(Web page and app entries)
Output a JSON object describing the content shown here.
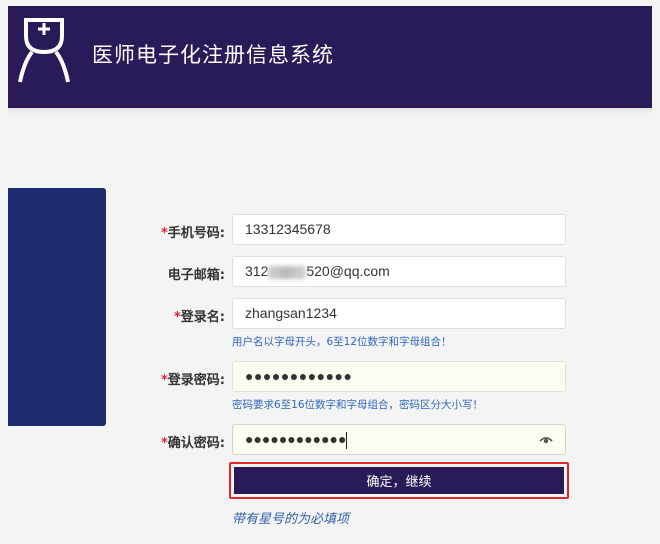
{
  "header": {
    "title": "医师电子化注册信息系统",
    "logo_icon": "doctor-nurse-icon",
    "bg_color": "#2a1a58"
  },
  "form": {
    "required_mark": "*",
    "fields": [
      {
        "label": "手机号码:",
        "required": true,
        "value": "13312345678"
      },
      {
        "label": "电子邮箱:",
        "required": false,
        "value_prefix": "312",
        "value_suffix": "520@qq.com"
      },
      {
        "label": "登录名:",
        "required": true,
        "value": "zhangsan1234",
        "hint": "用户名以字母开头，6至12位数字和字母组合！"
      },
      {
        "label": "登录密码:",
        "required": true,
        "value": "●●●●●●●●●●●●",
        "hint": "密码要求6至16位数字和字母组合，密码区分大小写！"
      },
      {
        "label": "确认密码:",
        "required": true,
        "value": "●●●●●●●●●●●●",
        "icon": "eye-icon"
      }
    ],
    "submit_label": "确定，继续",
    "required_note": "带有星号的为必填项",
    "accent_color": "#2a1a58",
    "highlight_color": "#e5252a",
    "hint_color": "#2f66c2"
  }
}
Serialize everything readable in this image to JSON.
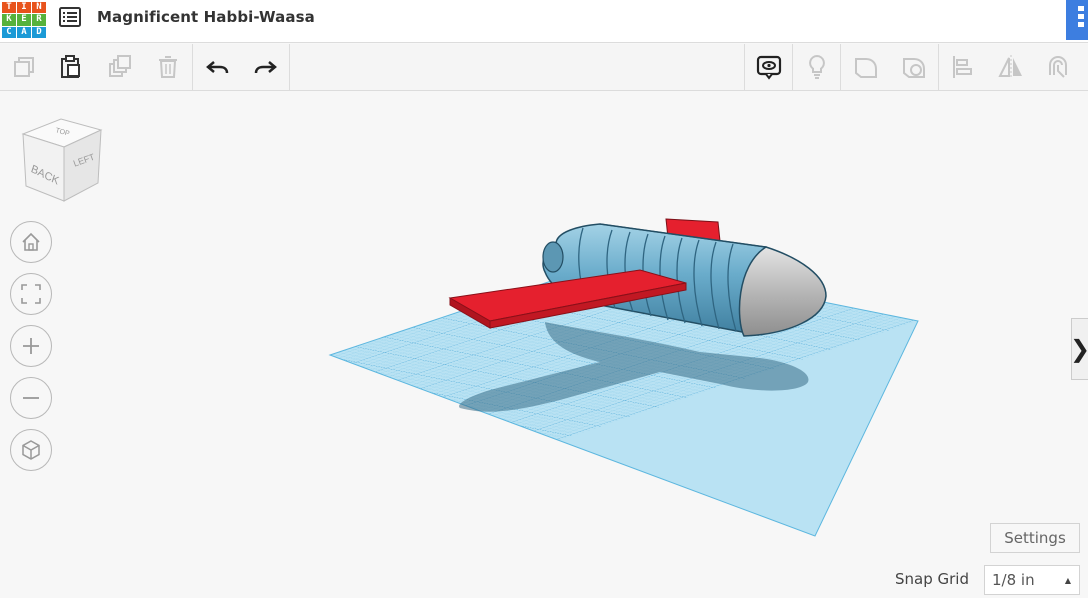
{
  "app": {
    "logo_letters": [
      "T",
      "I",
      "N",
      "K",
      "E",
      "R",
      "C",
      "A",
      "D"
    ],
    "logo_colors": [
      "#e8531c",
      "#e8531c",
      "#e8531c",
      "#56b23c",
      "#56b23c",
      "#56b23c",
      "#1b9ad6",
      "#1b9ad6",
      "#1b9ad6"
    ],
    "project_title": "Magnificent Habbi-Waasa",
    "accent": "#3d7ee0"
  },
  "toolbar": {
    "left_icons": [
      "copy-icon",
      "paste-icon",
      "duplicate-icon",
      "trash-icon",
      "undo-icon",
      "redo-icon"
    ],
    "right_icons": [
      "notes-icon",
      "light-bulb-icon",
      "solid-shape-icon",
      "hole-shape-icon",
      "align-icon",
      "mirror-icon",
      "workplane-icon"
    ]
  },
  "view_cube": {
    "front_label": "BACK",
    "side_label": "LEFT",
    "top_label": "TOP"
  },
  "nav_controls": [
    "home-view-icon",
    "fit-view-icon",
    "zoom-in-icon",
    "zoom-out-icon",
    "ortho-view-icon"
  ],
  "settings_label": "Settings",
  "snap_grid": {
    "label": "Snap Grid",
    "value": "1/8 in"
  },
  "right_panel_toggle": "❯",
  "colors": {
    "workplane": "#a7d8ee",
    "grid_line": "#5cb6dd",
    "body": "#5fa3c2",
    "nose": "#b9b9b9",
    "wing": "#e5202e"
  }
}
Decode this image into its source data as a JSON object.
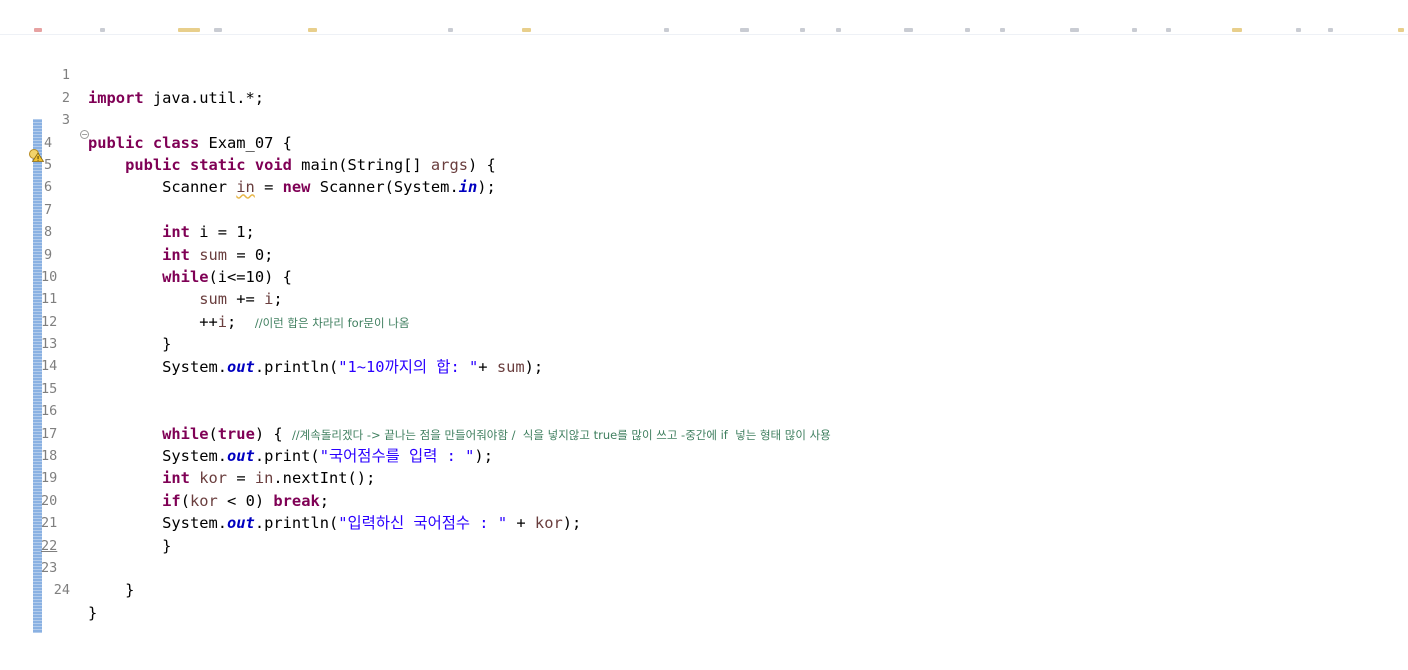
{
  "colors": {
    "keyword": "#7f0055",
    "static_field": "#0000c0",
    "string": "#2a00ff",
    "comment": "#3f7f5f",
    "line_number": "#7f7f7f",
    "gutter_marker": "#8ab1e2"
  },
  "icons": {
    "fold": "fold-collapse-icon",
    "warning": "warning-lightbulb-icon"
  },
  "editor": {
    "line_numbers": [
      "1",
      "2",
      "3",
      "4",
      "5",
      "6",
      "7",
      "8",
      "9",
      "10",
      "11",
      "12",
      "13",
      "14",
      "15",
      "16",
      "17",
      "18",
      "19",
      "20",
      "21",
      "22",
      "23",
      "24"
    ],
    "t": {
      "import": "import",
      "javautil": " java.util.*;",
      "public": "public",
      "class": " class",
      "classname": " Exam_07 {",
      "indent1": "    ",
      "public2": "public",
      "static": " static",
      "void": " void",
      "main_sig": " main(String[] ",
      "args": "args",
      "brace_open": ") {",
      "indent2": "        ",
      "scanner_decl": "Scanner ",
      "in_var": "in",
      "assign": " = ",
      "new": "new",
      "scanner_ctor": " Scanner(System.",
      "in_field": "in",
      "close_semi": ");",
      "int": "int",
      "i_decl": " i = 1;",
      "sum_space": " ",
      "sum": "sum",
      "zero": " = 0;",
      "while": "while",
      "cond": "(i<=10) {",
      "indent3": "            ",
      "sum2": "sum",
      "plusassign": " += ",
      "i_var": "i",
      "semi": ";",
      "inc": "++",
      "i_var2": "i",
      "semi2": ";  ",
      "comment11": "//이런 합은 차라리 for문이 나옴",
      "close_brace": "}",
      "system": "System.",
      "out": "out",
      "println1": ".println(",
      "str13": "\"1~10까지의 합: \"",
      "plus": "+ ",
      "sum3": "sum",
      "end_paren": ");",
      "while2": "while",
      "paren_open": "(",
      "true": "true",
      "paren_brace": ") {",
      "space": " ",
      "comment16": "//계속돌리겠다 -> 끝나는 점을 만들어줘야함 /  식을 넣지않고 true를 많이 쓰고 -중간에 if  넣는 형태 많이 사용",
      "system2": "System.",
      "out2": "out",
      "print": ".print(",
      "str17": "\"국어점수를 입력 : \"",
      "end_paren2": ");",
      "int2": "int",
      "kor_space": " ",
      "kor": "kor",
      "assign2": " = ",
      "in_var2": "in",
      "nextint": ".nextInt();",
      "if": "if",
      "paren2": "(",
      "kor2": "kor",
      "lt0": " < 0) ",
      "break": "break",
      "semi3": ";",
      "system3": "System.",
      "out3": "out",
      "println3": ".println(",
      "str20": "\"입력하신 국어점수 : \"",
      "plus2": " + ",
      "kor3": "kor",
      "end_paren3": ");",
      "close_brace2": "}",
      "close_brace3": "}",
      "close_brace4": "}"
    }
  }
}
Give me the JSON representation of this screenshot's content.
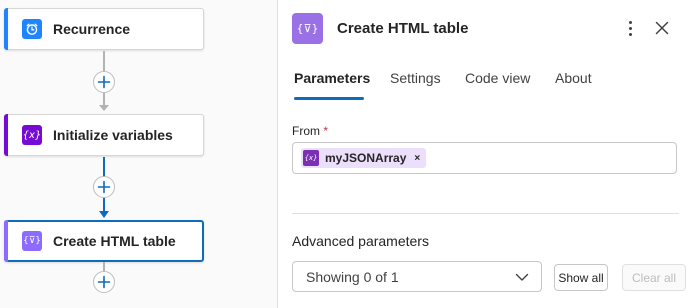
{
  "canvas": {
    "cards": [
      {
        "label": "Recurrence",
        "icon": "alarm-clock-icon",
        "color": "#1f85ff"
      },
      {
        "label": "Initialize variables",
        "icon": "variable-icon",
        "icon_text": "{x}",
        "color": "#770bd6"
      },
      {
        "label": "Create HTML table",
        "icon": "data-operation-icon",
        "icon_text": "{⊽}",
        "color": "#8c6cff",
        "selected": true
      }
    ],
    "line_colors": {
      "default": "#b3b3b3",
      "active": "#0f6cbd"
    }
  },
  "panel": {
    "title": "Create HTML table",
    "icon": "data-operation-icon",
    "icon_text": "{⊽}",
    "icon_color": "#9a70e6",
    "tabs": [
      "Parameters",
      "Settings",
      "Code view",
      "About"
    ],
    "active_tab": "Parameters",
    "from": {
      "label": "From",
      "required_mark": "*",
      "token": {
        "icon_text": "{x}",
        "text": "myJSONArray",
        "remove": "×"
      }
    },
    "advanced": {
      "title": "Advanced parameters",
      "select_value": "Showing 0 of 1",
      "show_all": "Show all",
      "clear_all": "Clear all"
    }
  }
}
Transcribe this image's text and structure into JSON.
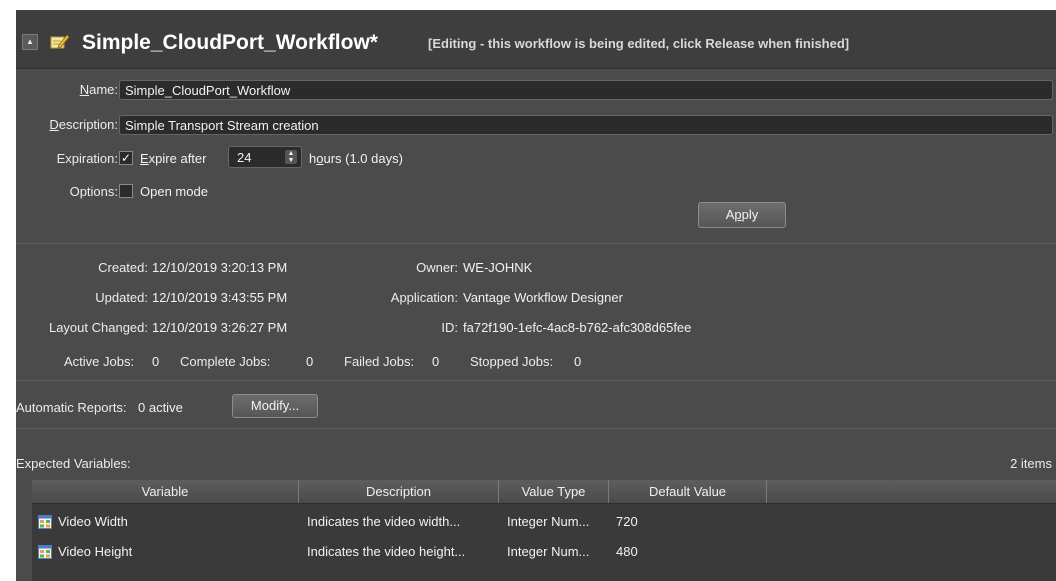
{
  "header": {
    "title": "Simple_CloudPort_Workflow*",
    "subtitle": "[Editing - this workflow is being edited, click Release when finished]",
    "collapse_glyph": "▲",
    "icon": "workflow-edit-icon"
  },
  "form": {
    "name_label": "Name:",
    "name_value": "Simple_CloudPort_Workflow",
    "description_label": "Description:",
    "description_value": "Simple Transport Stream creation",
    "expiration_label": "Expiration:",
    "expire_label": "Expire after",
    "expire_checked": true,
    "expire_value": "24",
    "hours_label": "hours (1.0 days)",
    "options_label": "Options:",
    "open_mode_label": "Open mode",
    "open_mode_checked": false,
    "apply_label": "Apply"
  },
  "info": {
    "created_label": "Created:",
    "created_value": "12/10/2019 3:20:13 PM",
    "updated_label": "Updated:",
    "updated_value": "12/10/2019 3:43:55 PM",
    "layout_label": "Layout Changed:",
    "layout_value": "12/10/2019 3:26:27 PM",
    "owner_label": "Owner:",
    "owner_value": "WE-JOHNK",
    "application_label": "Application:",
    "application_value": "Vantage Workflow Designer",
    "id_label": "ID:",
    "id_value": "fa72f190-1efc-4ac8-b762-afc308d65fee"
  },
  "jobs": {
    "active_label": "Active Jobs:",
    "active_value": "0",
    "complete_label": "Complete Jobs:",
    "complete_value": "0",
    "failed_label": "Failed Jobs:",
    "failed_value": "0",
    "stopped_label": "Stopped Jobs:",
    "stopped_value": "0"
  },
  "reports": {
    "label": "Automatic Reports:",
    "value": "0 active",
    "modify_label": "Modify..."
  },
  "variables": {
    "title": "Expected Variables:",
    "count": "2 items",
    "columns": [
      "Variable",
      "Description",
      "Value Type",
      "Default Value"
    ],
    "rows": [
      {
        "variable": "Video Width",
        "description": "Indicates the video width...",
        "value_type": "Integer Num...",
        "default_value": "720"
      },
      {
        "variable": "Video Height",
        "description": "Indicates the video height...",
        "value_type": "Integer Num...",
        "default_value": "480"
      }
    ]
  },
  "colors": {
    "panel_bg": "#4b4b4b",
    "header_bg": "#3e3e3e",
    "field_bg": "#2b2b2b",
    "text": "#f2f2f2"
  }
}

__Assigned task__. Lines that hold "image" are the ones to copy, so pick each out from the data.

__Written solution__.
Serialize everything readable in this image to JSON.
Decode this image into its source data as a JSON object.
Transcribe this image's text and structure into JSON.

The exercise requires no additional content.